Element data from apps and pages

:::::

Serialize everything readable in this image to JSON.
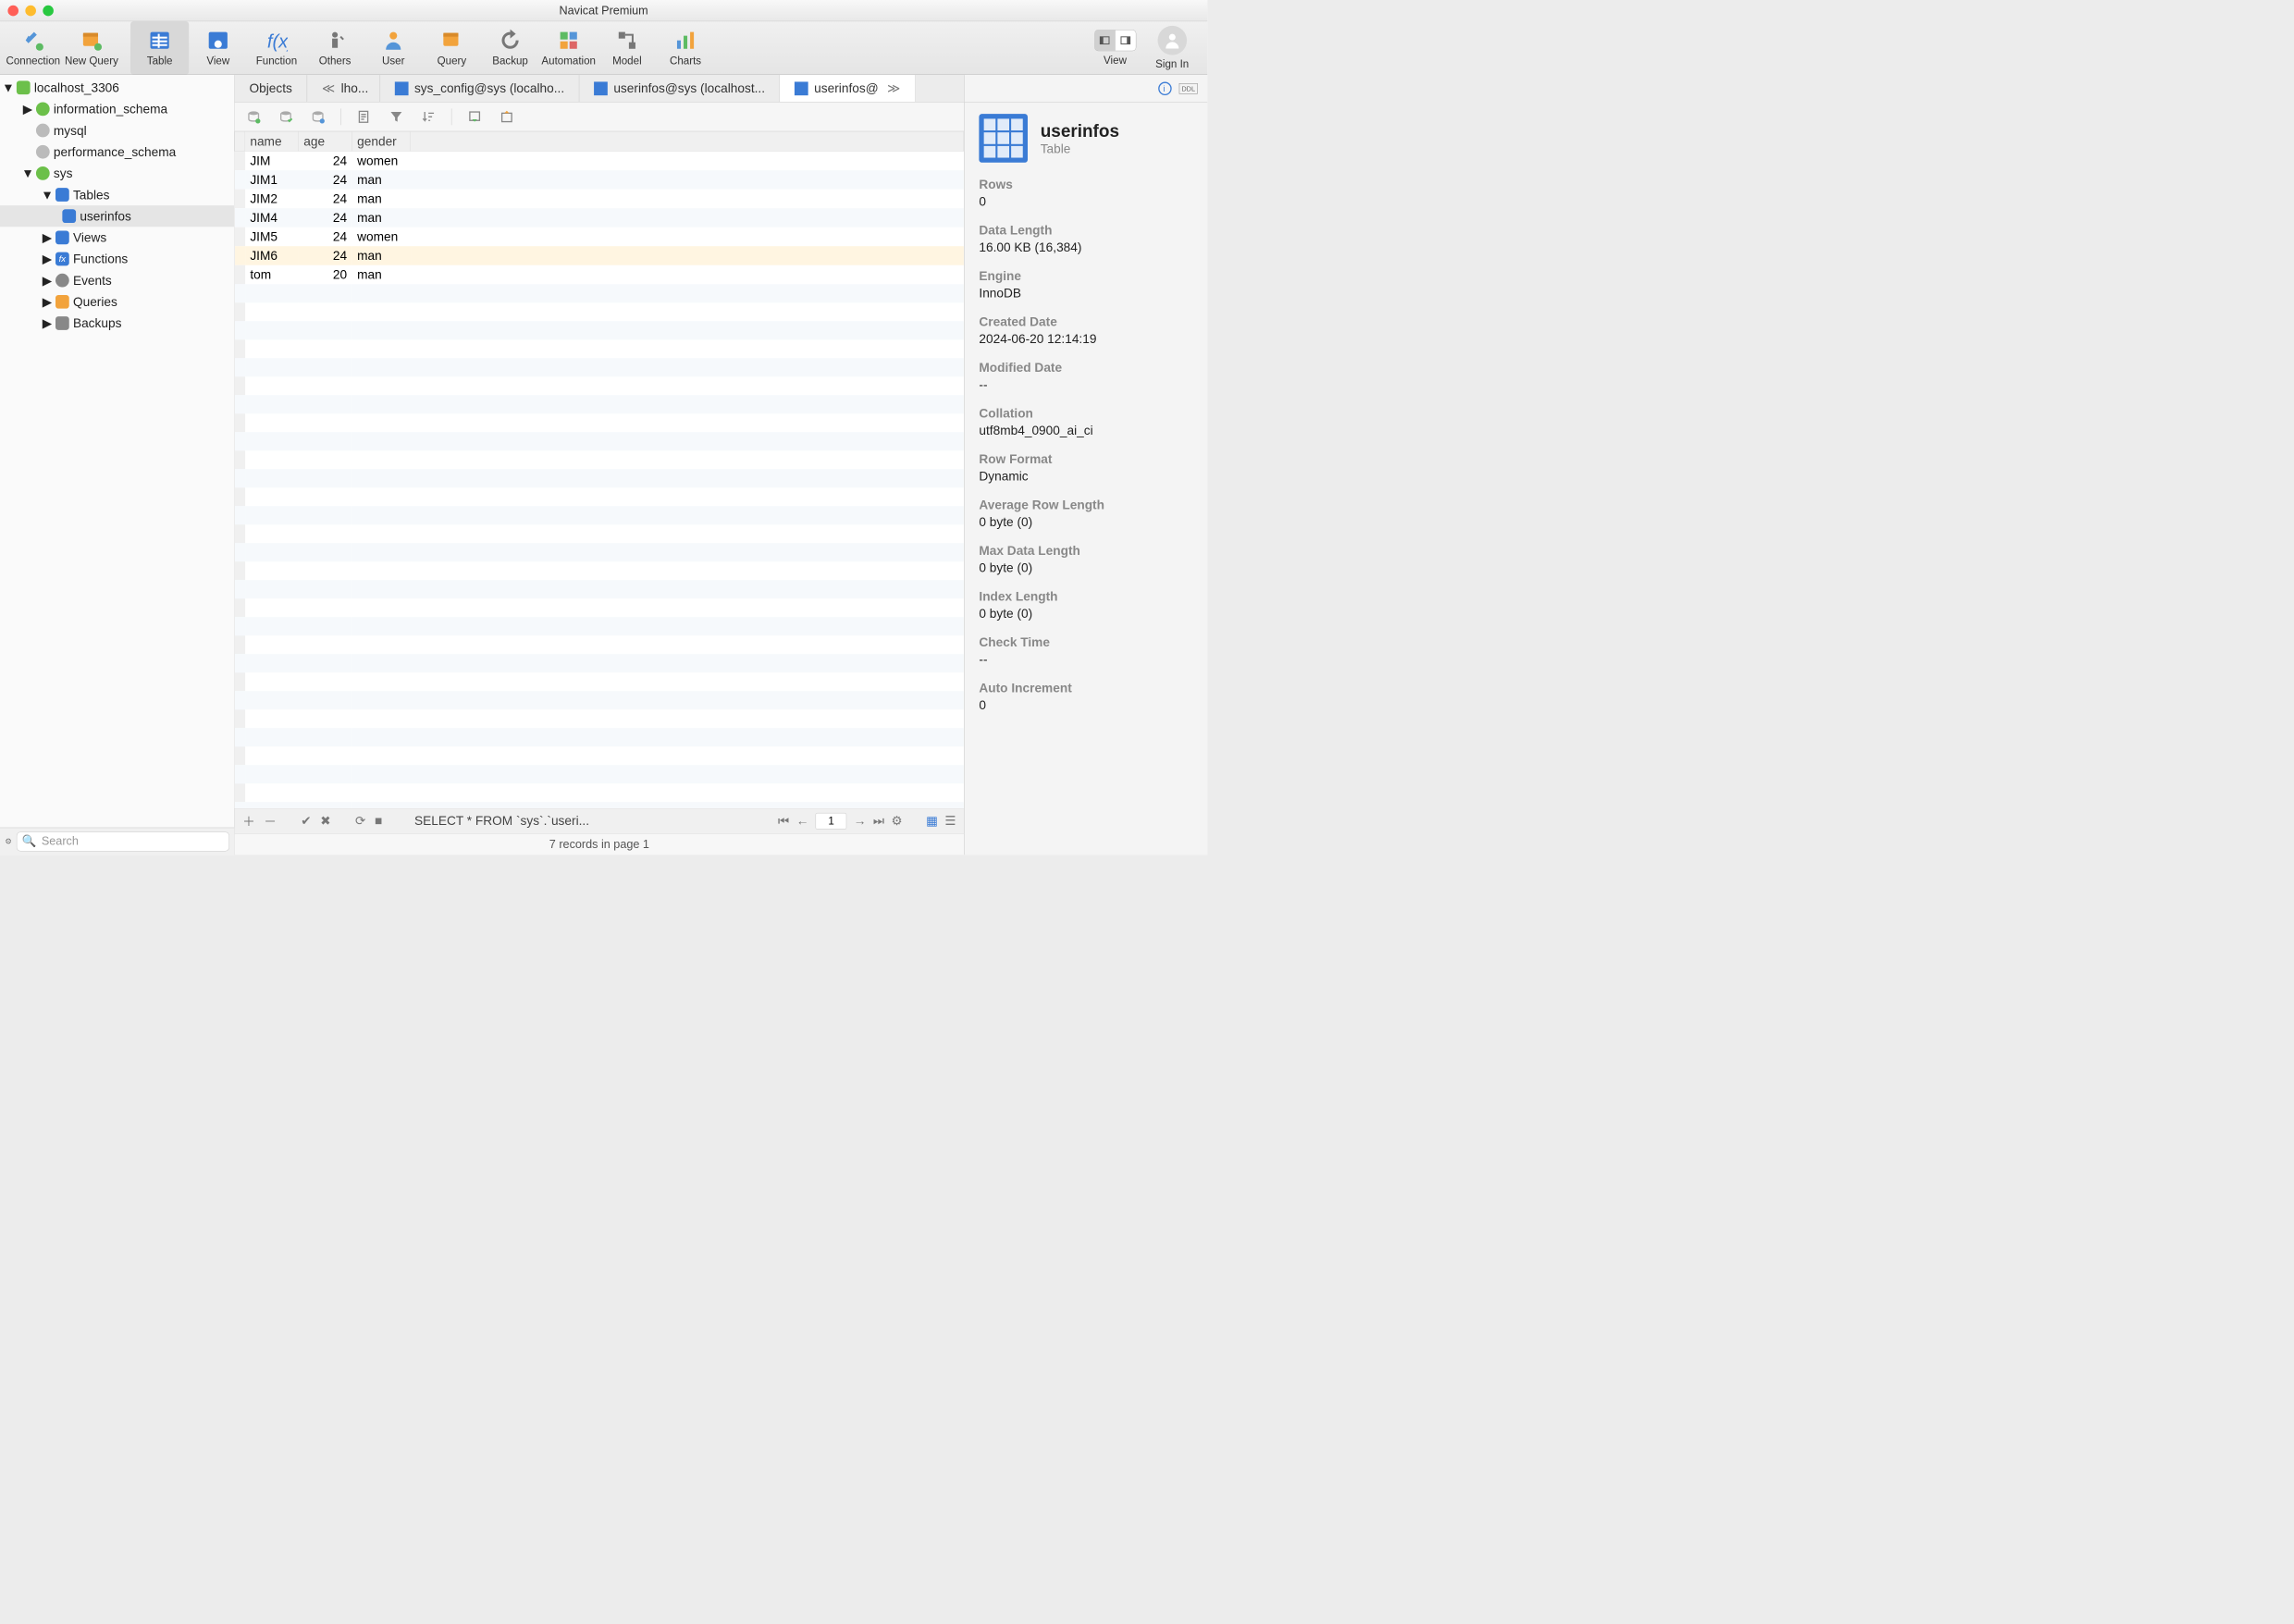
{
  "window": {
    "title": "Navicat Premium"
  },
  "toolbar": {
    "connection": "Connection",
    "new_query": "New Query",
    "table": "Table",
    "view": "View",
    "function": "Function",
    "others": "Others",
    "user": "User",
    "query": "Query",
    "backup": "Backup",
    "automation": "Automation",
    "model": "Model",
    "charts": "Charts",
    "view_right": "View",
    "signin": "Sign In"
  },
  "sidebar": {
    "connection": "localhost_3306",
    "databases": [
      "information_schema",
      "mysql",
      "performance_schema",
      "sys"
    ],
    "sys_children": {
      "tables": "Tables",
      "table_items": [
        "userinfos"
      ],
      "views": "Views",
      "functions": "Functions",
      "events": "Events",
      "queries": "Queries",
      "backups": "Backups"
    },
    "search_placeholder": "Search"
  },
  "tabs": {
    "t0": "Objects",
    "t1": "lho...",
    "t2": "sys_config@sys (localho...",
    "t3": "userinfos@sys (localhost...",
    "t4": "userinfos@"
  },
  "grid": {
    "headers": {
      "name": "name",
      "age": "age",
      "gender": "gender"
    },
    "rows": [
      {
        "name": "JIM",
        "age": "24",
        "gender": "women"
      },
      {
        "name": "JIM1",
        "age": "24",
        "gender": "man"
      },
      {
        "name": "JIM2",
        "age": "24",
        "gender": "man"
      },
      {
        "name": "JIM4",
        "age": "24",
        "gender": "man"
      },
      {
        "name": "JIM5",
        "age": "24",
        "gender": "women"
      },
      {
        "name": "JIM6",
        "age": "24",
        "gender": "man"
      },
      {
        "name": "tom",
        "age": "20",
        "gender": "man"
      }
    ]
  },
  "statusbar": {
    "sql": "SELECT * FROM `sys`.`useri...",
    "page": "1"
  },
  "footer": {
    "status": "7 records in page 1"
  },
  "info": {
    "title": "userinfos",
    "subtitle": "Table",
    "meta": [
      {
        "label": "Rows",
        "value": "0"
      },
      {
        "label": "Data Length",
        "value": "16.00 KB (16,384)"
      },
      {
        "label": "Engine",
        "value": "InnoDB"
      },
      {
        "label": "Created Date",
        "value": "2024-06-20 12:14:19"
      },
      {
        "label": "Modified Date",
        "value": "--"
      },
      {
        "label": "Collation",
        "value": "utf8mb4_0900_ai_ci"
      },
      {
        "label": "Row Format",
        "value": "Dynamic"
      },
      {
        "label": "Average Row Length",
        "value": "0 byte (0)"
      },
      {
        "label": "Max Data Length",
        "value": "0 byte (0)"
      },
      {
        "label": "Index Length",
        "value": "0 byte (0)"
      },
      {
        "label": "Check Time",
        "value": "--"
      },
      {
        "label": "Auto Increment",
        "value": "0"
      }
    ]
  }
}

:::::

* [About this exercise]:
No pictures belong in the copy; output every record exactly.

* [Problem solution]:
Serialize everything readable in this image to JSON.
{
  "window": {
    "title": "Navicat Premium"
  },
  "toolbar": {
    "connection": "Connection",
    "new_query": "New Query",
    "table": "Table",
    "view": "View",
    "function": "Function",
    "others": "Others",
    "user": "User",
    "query": "Query",
    "backup": "Backup",
    "automation": "Automation",
    "model": "Model",
    "charts": "Charts",
    "view_right": "View",
    "signin": "Sign In"
  },
  "sidebar": {
    "connection": "localhost_3306",
    "databases": [
      "information_schema",
      "mysql",
      "performance_schema",
      "sys"
    ],
    "sys_children": {
      "tables": "Tables",
      "table_items": [
        "userinfos"
      ],
      "views": "Views",
      "functions": "Functions",
      "events": "Events",
      "queries": "Queries",
      "backups": "Backups"
    },
    "search_placeholder": "Search"
  },
  "tabs": {
    "t0": "Objects",
    "t1": "lho...",
    "t2": "sys_config@sys (localho...",
    "t3": "userinfos@sys (localhost...",
    "t4": "userinfos@"
  },
  "grid": {
    "headers": {
      "name": "name",
      "age": "age",
      "gender": "gender"
    },
    "rows": [
      {
        "name": "JIM",
        "age": "24",
        "gender": "women"
      },
      {
        "name": "JIM1",
        "age": "24",
        "gender": "man"
      },
      {
        "name": "JIM2",
        "age": "24",
        "gender": "man"
      },
      {
        "name": "JIM4",
        "age": "24",
        "gender": "man"
      },
      {
        "name": "JIM5",
        "age": "24",
        "gender": "women"
      },
      {
        "name": "JIM6",
        "age": "24",
        "gender": "man"
      },
      {
        "name": "tom",
        "age": "20",
        "gender": "man"
      }
    ]
  },
  "statusbar": {
    "sql": "SELECT * FROM `sys`.`useri...",
    "page": "1"
  },
  "footer": {
    "status": "7 records in page 1"
  },
  "info": {
    "title": "userinfos",
    "subtitle": "Table",
    "meta": [
      {
        "label": "Rows",
        "value": "0"
      },
      {
        "label": "Data Length",
        "value": "16.00 KB (16,384)"
      },
      {
        "label": "Engine",
        "value": "InnoDB"
      },
      {
        "label": "Created Date",
        "value": "2024-06-20 12:14:19"
      },
      {
        "label": "Modified Date",
        "value": "--"
      },
      {
        "label": "Collation",
        "value": "utf8mb4_0900_ai_ci"
      },
      {
        "label": "Row Format",
        "value": "Dynamic"
      },
      {
        "label": "Average Row Length",
        "value": "0 byte (0)"
      },
      {
        "label": "Max Data Length",
        "value": "0 byte (0)"
      },
      {
        "label": "Index Length",
        "value": "0 byte (0)"
      },
      {
        "label": "Check Time",
        "value": "--"
      },
      {
        "label": "Auto Increment",
        "value": "0"
      }
    ]
  }
}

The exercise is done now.